_Task brief_.
Your copy should match the records below exactly, except for the pictures.
· · · ·
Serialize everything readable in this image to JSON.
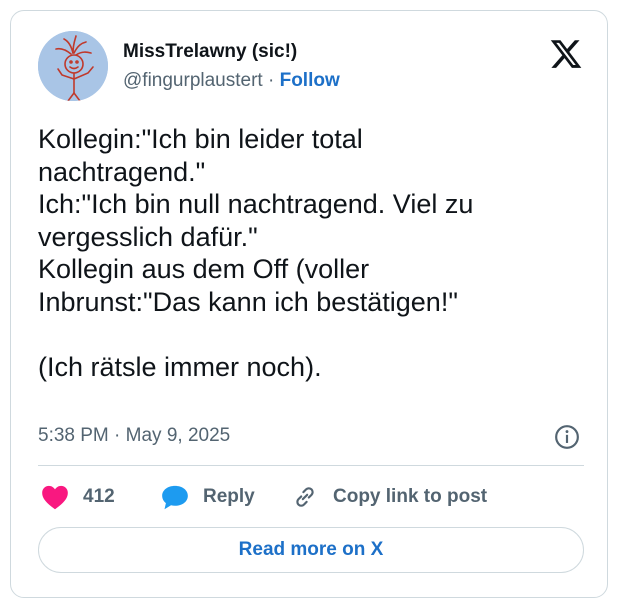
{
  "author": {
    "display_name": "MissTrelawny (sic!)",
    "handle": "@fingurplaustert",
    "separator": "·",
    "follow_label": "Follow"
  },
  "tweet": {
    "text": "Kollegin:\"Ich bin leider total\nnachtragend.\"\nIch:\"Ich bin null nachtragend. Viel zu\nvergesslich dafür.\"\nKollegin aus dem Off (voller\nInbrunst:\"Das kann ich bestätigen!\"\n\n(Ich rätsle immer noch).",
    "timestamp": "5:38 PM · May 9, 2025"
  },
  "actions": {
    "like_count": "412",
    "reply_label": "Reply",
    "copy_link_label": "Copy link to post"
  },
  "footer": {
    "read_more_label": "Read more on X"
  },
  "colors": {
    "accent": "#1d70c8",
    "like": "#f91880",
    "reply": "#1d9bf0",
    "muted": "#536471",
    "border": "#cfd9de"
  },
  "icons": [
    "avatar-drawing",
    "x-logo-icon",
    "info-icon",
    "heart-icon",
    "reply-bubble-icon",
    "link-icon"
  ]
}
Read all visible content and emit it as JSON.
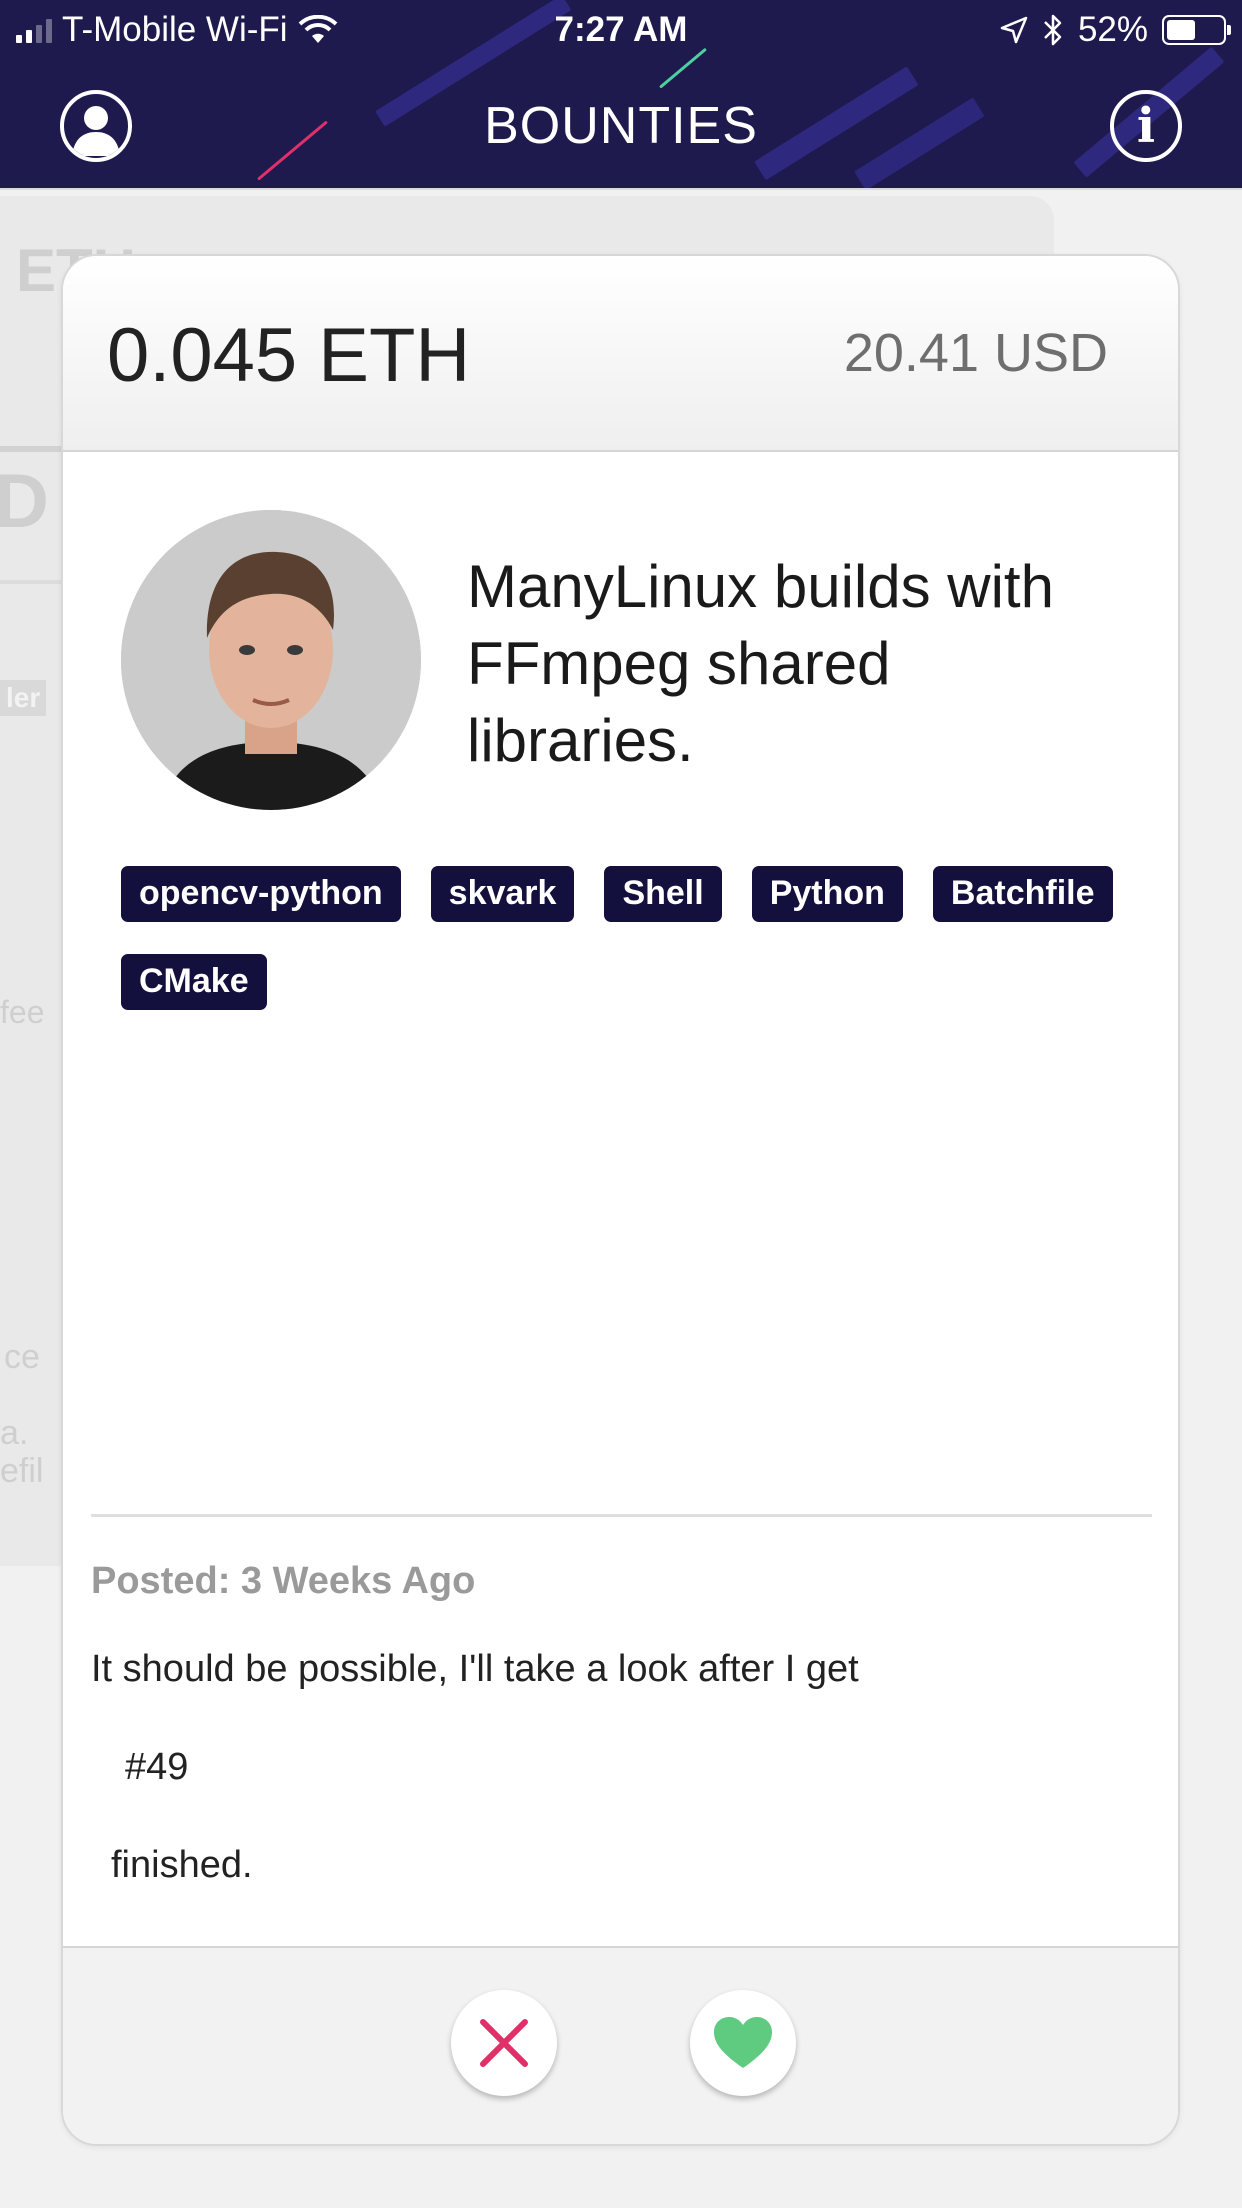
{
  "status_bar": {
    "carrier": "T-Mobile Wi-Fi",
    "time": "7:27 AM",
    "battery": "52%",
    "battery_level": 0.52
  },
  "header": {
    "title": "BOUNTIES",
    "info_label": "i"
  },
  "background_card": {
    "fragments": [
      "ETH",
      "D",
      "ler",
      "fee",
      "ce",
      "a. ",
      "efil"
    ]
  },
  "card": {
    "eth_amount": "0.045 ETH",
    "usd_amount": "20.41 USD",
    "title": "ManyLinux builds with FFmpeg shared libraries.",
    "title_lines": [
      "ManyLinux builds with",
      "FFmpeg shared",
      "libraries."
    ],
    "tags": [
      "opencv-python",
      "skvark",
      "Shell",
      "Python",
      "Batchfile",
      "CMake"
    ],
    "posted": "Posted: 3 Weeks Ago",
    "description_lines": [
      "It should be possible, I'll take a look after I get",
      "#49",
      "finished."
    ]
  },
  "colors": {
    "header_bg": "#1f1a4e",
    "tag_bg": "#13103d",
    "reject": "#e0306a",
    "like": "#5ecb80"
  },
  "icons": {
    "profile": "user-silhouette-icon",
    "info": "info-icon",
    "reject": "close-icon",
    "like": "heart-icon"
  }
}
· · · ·
_Output of the task_.
Serialize everything readable in this image to JSON.
{
  "author": {
    "display_name": "MissTrelawny (sic!)",
    "handle": "@fingurplaustert",
    "separator": "·",
    "follow_label": "Follow"
  },
  "tweet": {
    "text": "Kollegin:\"Ich bin leider total\nnachtragend.\"\nIch:\"Ich bin null nachtragend. Viel zu\nvergesslich dafür.\"\nKollegin aus dem Off (voller\nInbrunst:\"Das kann ich bestätigen!\"\n\n(Ich rätsle immer noch).",
    "timestamp": "5:38 PM · May 9, 2025"
  },
  "actions": {
    "like_count": "412",
    "reply_label": "Reply",
    "copy_link_label": "Copy link to post"
  },
  "footer": {
    "read_more_label": "Read more on X"
  },
  "colors": {
    "accent": "#1d70c8",
    "like": "#f91880",
    "reply": "#1d9bf0",
    "muted": "#536471",
    "border": "#cfd9de"
  },
  "icons": [
    "avatar-drawing",
    "x-logo-icon",
    "info-icon",
    "heart-icon",
    "reply-bubble-icon",
    "link-icon"
  ]
}
Read all visible content and emit it as JSON.
{
  "status_bar": {
    "carrier": "T-Mobile Wi-Fi",
    "time": "7:27 AM",
    "battery": "52%",
    "battery_level": 0.52
  },
  "header": {
    "title": "BOUNTIES",
    "info_label": "i"
  },
  "background_card": {
    "fragments": [
      "ETH",
      "D",
      "ler",
      "fee",
      "ce",
      "a. ",
      "efil"
    ]
  },
  "card": {
    "eth_amount": "0.045 ETH",
    "usd_amount": "20.41 USD",
    "title": "ManyLinux builds with FFmpeg shared libraries.",
    "title_lines": [
      "ManyLinux builds with",
      "FFmpeg shared",
      "libraries."
    ],
    "tags": [
      "opencv-python",
      "skvark",
      "Shell",
      "Python",
      "Batchfile",
      "CMake"
    ],
    "posted": "Posted: 3 Weeks Ago",
    "description_lines": [
      "It should be possible, I'll take a look after I get",
      "#49",
      "finished."
    ]
  },
  "colors": {
    "header_bg": "#1f1a4e",
    "tag_bg": "#13103d",
    "reject": "#e0306a",
    "like": "#5ecb80"
  },
  "icons": {
    "profile": "user-silhouette-icon",
    "info": "info-icon",
    "reject": "close-icon",
    "like": "heart-icon"
  }
}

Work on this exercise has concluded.